Winter 12-18-2013

Degree Type


Degree Name

EdD Education Leadership, Management and Policy


Education Leadership, Management and Policy


Daniel Gutmore, Ph.D.

Committee Member

Elaine Walker, Ph.D.

Committee Member

Phillip Williamson, Ph.D.

Committee Member

Kenneth May, Ed.D.


school reconfiguration, parent trust, school reform, trust in schools


The purpose of this study is to investigate the impact of the reconfiguration of three schools, on parent trust, as measured by parent perceptions in a small urban school district in New Jersey.

For this study an interview protocol was developed to elicit parent responses about the reconfigured schools’ ability to meet the middle school needs of their children and it’s impact on one component of the parent school relationship; trust.

The reader is provided with direct quotations from the interview participants which consisted of parents with mixed socio-economic and racial backgrounds from the reconfigured schools whose children attend or attended the schools since the fifth grade. The recorded interviews were subject to a systematic procedure of data analysis based on template analysis (Crabtree and Miller 1999). Template analysis focused the analysis on data relevant to the research questions and to make comparisons between the theoretical framework and the experiences of the participants as they described them.

Study findings suggested that the majority of the participants trusted the reconfigured schools. Emergent themes from this study described the schools’ principals as paramount to the development of a safe and trusting climate. Subsequently, distrust for the district high school sometimes trumped trust at the elementary level causing parents to look for available “out of district” options as early as 6th grade.

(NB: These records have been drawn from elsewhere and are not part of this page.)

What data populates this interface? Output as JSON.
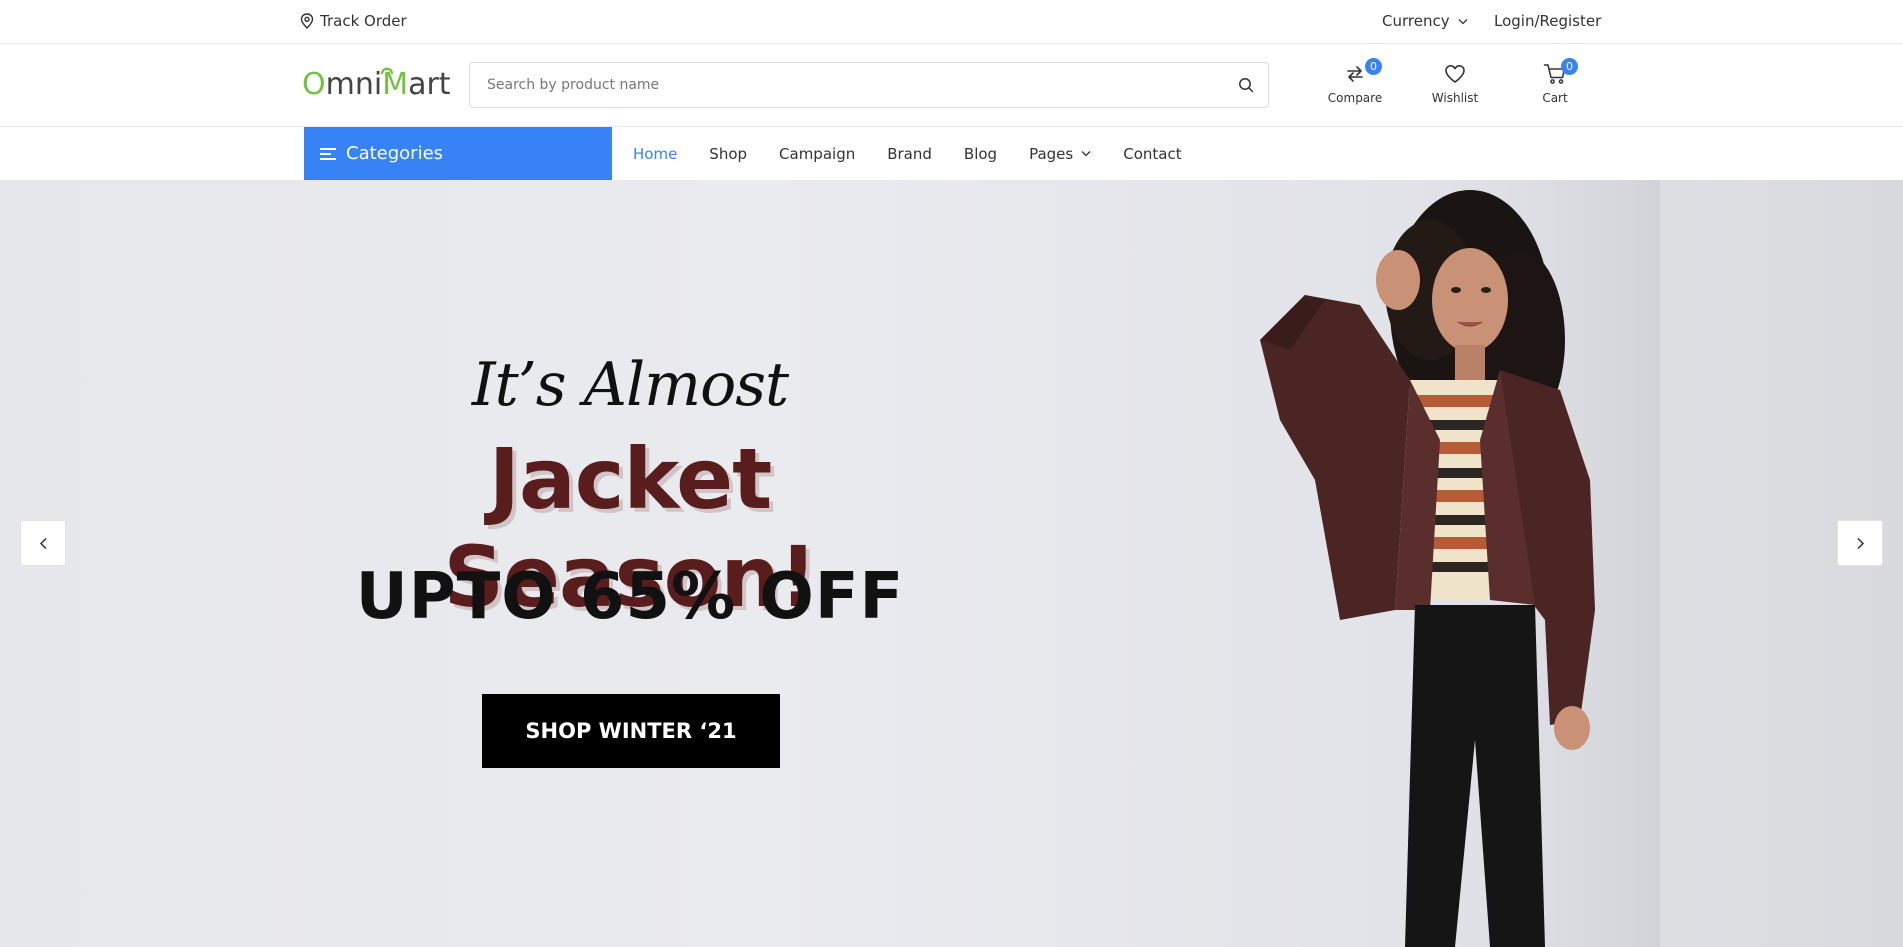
{
  "topbar": {
    "track_order": "Track Order",
    "currency": "Currency",
    "login_register": "Login/Register"
  },
  "header": {
    "logo": {
      "part1": "O",
      "part2": "mni",
      "part3": "M",
      "part4": "art"
    },
    "search": {
      "placeholder": "Search by product name",
      "value": ""
    },
    "compare": {
      "label": "Compare",
      "count": "0"
    },
    "wishlist": {
      "label": "Wishlist"
    },
    "cart": {
      "label": "Cart",
      "count": "0"
    }
  },
  "nav": {
    "categories": "Categories",
    "items": [
      {
        "label": "Home",
        "active": true
      },
      {
        "label": "Shop"
      },
      {
        "label": "Campaign"
      },
      {
        "label": "Brand"
      },
      {
        "label": "Blog"
      },
      {
        "label": "Pages",
        "dropdown": true
      },
      {
        "label": "Contact"
      }
    ]
  },
  "hero": {
    "line1": "It’s Almost",
    "line2": "Jacket Season!",
    "line3": "UPTO 65% OFF",
    "button": "SHOP WINTER ‘21"
  },
  "colors": {
    "accent": "#3783f5",
    "logo_green": "#76c043",
    "headline_maroon": "#5a1d1d"
  },
  "icons": [
    "location-pin-icon",
    "chevron-down-icon",
    "search-icon",
    "compare-icon",
    "heart-icon",
    "cart-icon",
    "menu-lines-icon",
    "chevron-left-icon",
    "chevron-right-icon"
  ]
}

The results of this study could assist district administrators and stakeholders to make decisions based on research when planning, and implementing school redesign as an improvement strategy for the district.